This is my first book from Transworld’s Book Group Reading Challenge, where bloggers were given the chance to choose four books from a list to review one at a time. I chose this one because of the pretty cover (I know, I know, but who hasn’t done that?) and the promise of fairy lore mixed with a bit of swan imagery.
Jeweller Garet James isn’t the same as everyone else. She just doesn’t know it yet. With her fair share of problems – money (lack of), an elderly father, a struggling business – Garet should be just like any other young, feisty, single New Yorker. If only it was that simple… It begins with the old silver box that had been soldered shut. All Garet has to do is open it. A favour for the frail owner of the antiques shop. Who wouldn’t help? Only it’s then that things start to change. Garet doesn’t notice at first, the shifts barely perceptible. But the city in which she grew up is beginning to reveal a long-hidden side – darker, and altogether more dangerous: parallel world of chaos, smoke and blood. And now it’s out of the box…and it has no intention of going back in.
Although the story took a bit of getting in to, I really liked the premise. Garet (short for Margaret) is a young-ish jewellery maker who runs an art gallery with her father. The authors have obviously put a lot of effort into researching different jewellery styles and various artists, as the detail mentioned is wonderful and very interesting. It makes the characters seem more believable and the book stand out a little more.
Unfortunately, that’s where the ‘standing-out’ ends. Aside from the jewellery, there is nothing that makes Black Swan Rising different from the 70+ other books I’ve read this year. There’s a vampire love interest complete with obligatory love triangle, a grumpy King Oberon, an evil Elizabethan John Dee and a protagonist who isn’t even slightly surprised at her new magical powers. I’ve read at least three books this year for each one of those plot points. There’s not a whole lot of swans either.
But hey, I guess certain stories are reused for a reason. It does work. The plot moves along at a fairly fast clip and it did hold my interest. There are a lot of mythical creatures in this, even lesser known ones like manticores.
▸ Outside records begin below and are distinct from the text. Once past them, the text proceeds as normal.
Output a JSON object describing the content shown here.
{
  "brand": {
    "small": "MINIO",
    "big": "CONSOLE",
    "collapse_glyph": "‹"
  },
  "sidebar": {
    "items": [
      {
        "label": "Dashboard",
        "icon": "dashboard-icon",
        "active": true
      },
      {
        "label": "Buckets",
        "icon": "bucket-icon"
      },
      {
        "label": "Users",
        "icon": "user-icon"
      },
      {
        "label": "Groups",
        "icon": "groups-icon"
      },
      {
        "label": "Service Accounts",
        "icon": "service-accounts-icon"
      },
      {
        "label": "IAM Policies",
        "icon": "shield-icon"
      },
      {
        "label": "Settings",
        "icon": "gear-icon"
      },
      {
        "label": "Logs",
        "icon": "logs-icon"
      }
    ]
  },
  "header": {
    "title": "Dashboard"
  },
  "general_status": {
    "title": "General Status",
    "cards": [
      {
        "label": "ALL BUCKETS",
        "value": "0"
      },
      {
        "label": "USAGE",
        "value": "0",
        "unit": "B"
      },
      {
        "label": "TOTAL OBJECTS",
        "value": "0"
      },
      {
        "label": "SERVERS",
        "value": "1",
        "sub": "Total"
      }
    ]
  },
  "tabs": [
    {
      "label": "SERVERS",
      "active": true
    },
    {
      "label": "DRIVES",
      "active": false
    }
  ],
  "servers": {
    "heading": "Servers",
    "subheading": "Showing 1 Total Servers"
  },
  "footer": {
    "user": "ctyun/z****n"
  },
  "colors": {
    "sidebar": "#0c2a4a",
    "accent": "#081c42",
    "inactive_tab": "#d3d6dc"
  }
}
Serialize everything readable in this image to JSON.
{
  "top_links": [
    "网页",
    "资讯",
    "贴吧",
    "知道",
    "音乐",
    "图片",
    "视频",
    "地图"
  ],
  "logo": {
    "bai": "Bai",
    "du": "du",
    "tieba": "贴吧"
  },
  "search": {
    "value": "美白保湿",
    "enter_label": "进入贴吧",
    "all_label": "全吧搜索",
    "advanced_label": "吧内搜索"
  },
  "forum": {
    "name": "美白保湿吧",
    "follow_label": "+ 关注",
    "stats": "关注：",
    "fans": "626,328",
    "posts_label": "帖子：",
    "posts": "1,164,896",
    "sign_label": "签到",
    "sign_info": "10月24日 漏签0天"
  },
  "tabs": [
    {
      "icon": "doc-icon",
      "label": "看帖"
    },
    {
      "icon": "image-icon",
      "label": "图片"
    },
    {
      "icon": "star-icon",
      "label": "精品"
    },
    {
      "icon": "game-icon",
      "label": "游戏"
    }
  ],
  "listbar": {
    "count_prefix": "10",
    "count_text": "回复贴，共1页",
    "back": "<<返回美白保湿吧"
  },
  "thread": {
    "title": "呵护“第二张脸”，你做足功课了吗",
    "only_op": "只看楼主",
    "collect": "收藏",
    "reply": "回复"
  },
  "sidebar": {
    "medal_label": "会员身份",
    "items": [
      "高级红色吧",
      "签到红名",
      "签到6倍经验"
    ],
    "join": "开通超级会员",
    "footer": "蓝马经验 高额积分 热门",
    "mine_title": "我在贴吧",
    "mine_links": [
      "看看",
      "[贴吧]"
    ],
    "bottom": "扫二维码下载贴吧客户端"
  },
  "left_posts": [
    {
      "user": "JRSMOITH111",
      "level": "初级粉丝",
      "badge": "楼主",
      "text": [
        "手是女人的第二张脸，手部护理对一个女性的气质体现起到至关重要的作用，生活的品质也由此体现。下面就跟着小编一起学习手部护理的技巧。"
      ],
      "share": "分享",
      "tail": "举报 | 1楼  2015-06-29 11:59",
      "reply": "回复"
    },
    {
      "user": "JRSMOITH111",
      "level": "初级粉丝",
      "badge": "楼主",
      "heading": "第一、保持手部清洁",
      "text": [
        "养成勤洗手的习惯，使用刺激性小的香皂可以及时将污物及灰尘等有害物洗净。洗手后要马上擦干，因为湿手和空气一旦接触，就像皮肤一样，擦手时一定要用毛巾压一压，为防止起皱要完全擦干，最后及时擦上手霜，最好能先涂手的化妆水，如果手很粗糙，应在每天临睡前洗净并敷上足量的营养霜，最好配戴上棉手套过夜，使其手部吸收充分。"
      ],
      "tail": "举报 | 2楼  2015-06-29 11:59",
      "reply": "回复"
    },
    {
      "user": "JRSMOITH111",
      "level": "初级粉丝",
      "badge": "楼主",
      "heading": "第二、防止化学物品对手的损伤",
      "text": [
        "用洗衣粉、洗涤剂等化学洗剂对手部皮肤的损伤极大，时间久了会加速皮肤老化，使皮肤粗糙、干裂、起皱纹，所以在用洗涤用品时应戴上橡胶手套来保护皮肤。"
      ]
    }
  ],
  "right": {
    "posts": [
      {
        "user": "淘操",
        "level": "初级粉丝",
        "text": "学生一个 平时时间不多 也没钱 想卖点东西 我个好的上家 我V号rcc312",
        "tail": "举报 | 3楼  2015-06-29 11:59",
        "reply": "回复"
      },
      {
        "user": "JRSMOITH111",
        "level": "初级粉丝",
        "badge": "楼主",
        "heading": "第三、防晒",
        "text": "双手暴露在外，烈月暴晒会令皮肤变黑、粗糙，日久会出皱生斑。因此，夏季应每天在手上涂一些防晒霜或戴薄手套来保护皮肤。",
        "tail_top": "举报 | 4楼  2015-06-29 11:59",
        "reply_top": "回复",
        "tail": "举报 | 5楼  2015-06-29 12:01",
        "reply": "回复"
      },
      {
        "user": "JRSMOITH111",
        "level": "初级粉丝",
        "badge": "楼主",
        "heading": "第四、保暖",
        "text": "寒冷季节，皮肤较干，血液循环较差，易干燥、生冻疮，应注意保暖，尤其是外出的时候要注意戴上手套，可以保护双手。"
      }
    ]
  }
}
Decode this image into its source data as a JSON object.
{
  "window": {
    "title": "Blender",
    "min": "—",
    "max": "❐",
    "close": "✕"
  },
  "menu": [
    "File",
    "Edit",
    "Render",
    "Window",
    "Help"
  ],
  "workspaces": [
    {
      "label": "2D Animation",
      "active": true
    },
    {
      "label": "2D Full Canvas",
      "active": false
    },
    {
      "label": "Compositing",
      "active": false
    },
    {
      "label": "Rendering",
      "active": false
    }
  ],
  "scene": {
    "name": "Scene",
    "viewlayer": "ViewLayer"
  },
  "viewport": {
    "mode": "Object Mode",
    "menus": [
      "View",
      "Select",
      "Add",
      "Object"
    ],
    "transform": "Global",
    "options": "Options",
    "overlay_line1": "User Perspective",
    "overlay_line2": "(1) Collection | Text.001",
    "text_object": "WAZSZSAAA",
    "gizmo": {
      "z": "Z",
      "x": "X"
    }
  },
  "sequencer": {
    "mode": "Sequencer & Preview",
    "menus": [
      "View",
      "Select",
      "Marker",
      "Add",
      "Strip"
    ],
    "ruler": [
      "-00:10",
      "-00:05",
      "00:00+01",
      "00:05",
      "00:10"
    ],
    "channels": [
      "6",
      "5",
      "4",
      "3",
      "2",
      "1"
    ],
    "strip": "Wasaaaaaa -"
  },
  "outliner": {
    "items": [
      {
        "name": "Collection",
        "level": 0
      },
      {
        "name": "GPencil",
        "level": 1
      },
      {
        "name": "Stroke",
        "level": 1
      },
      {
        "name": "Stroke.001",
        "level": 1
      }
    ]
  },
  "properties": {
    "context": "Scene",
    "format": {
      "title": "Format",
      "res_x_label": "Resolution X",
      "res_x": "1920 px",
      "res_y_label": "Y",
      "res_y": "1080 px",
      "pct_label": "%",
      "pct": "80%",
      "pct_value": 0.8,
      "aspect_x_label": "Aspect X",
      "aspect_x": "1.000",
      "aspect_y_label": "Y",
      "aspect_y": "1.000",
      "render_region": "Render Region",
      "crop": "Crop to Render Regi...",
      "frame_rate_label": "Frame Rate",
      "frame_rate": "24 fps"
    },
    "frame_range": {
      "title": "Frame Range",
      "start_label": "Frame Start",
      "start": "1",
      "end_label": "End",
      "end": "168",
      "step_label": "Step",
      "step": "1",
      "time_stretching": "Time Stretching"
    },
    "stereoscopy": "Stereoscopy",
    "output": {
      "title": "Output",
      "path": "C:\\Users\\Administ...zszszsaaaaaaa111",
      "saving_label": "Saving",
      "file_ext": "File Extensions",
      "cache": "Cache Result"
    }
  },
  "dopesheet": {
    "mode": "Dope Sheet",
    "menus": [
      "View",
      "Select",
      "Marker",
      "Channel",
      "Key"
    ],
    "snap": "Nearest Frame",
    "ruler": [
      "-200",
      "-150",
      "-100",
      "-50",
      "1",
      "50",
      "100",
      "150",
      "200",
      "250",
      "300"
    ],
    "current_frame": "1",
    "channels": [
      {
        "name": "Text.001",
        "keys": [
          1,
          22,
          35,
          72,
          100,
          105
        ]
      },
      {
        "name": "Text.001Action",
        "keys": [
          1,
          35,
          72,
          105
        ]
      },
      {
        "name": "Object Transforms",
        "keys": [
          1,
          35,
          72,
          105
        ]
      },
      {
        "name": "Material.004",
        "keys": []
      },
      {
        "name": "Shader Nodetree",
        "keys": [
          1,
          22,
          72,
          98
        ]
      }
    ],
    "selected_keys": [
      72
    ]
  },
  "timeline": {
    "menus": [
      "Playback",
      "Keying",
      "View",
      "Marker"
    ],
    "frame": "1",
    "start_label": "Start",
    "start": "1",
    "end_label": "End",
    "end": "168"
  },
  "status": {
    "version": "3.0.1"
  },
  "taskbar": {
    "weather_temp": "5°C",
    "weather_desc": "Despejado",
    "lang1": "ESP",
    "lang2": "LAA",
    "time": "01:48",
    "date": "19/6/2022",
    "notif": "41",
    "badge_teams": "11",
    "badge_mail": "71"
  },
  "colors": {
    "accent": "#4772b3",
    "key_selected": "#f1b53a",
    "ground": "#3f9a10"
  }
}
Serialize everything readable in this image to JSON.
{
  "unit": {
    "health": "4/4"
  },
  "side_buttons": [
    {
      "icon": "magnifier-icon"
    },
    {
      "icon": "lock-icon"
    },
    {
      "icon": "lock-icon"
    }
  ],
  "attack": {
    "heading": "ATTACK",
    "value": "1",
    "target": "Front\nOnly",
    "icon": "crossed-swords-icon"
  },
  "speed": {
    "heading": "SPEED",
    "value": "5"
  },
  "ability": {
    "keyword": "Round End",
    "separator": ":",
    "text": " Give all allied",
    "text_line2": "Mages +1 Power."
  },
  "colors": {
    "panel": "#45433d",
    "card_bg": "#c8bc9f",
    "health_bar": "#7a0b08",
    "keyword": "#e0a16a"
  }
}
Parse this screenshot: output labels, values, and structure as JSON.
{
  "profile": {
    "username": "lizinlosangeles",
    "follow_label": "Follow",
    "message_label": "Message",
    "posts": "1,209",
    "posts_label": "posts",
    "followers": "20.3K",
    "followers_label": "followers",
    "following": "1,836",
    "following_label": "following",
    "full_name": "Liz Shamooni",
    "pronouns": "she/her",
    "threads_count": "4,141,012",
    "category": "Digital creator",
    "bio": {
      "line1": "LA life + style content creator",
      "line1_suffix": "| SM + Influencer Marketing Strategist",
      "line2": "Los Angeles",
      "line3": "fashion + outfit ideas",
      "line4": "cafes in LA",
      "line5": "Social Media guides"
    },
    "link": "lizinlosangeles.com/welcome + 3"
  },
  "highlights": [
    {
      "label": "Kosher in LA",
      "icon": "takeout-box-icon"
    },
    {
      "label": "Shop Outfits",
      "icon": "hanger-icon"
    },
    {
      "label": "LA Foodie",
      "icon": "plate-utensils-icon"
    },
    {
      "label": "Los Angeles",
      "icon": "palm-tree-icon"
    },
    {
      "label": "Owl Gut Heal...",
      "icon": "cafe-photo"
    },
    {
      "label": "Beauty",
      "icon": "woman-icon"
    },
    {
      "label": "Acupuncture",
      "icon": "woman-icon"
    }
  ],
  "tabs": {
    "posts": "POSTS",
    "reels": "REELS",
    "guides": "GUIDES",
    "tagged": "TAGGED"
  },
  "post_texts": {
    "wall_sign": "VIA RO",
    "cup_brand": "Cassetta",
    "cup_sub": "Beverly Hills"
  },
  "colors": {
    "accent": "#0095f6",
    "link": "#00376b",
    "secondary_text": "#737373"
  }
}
I especially liked Lol, the little fire fairy. I even liked Garet, and it’s rare for me to like a female protagonist in paranormal novels. In fact, I think it succeeded in not even having one overly irritating character.
It’s not very real though. I mean, I’m hardly expecting a novel about fairies and vampires to be true to life, but it just didn’t wash. As an example, they have seven days to put the demons back in their box or the world will be given over to the Demons of Despair and Discord… yet there’s no sense of urgency. Garet and King Oberon meander along quite happily while Garet learns some shiny new magical powers, with nairy a care in the world. If it were me, I’d be slightly more concerned about the fate of the world when leisurely arranging meetings with Oberon.
That’s the other thing. While I do credit the authors for making Garet at least mildly surprised at the existence of the supernatural world (it’s a pet hate of mine when characters treat the discovery of fairies and vampires as casually as bacon and eggs), it’s a small leap for her from that to ‘oh right, I have magical powers… What’d you have for lunch today?’ Not a direct quote, but you get the idea. She’s just not bothered. Not only that, but she gains control instantly and to be honest, the gaining-of-the-magical-powers-thing doesn’t really seem to come in to it much apart from filling up space.
There’s a sub-plot revolving around Garet’s two friends, Becky and Jay, and their struggles to promote their indie band. A lot of other reviewers have slated this part as too-YA, but I liked it. It brings it down to earth a little. I think Black Swan Rising struggles too hard to not be classed as a teenage book, while it would flow a lot better if it didn’t try as much. But anyway, I liked the sub-plot, it just seemed to fit somehow.
But then… sigh. You knew it was coming. The unnecessary vampire love interest, complete with pining away and blood drinking. Look, I like Twilight. We all did. But you can stop now. Adding vampire!sex does not make your book good. The character of Will just doesn’t seem necessary – there was no atmosphere, no falling in love, no tension… argh. You don’t ever get to see why they’re attracted to each other. As always, head over in heels in love with no explanation. Apparently his character is going to be expanded upon in a sequel, so it will be interesting to see how his past affects Garet’s situation – in which case, I will retract all vampire-related whining.
I will be buying, by the way. The sequel, I mean. I did enjoy Black Swan Rising and I’m intrigued by the historical aspects. I hope The Watchtower will feature more about Garet’s lineage, as that will make the series feel slightly more original. To be fair though, the originality doesn’t bother me that much – it’s more the YA-esque parts that bother me.